- Required work -
From the entries that follow, copy each line in which "referencing" appears.

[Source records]
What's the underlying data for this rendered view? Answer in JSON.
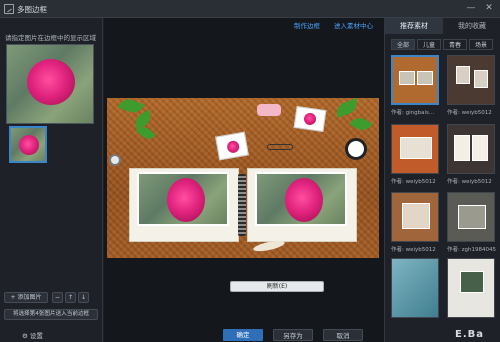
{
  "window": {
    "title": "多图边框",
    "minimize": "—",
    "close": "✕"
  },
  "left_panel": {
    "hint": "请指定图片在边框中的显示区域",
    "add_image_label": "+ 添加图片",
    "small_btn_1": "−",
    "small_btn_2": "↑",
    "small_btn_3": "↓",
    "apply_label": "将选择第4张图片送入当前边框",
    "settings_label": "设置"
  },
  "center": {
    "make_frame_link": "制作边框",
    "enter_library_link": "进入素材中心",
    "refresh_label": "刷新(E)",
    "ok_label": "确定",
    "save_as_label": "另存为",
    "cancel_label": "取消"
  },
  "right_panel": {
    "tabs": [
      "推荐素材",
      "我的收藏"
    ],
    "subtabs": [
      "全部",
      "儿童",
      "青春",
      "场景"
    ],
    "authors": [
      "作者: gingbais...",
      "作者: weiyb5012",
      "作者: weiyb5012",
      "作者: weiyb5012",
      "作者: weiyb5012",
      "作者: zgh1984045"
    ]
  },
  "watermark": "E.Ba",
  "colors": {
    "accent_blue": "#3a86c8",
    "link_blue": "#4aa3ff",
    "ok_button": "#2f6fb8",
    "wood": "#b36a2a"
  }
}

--

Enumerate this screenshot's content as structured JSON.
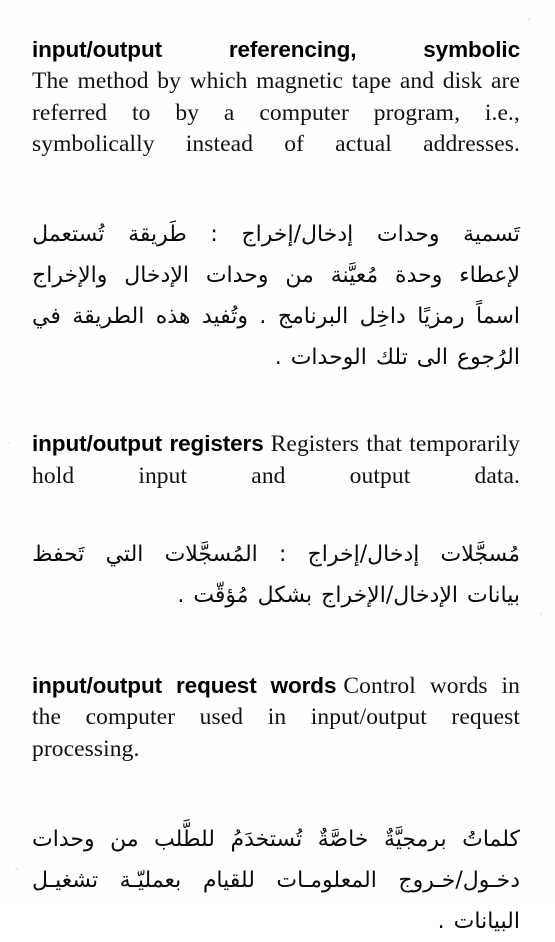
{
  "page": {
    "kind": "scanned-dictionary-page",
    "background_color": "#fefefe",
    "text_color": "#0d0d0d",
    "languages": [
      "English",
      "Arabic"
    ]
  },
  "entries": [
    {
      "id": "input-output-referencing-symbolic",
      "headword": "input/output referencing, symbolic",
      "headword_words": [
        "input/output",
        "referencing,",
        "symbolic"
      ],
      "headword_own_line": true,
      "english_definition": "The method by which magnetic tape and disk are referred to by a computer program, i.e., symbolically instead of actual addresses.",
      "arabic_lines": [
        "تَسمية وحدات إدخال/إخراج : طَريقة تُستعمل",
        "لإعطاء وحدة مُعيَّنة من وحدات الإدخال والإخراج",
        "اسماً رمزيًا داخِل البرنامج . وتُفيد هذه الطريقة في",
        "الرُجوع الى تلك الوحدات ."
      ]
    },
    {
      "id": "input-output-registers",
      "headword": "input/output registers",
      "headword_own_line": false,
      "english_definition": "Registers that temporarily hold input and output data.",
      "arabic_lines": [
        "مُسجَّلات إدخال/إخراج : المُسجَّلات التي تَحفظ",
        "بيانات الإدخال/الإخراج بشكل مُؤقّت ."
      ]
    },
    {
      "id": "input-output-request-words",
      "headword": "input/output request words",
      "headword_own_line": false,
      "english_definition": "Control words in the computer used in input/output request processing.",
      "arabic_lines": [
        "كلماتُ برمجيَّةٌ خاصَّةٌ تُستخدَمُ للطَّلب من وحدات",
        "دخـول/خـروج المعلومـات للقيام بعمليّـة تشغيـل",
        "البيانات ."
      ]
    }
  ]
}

- Solution to this task -
      "id": "input-output-referencing-symbolic",
      "headword": "input/output referencing, symbolic",
        "referencing,",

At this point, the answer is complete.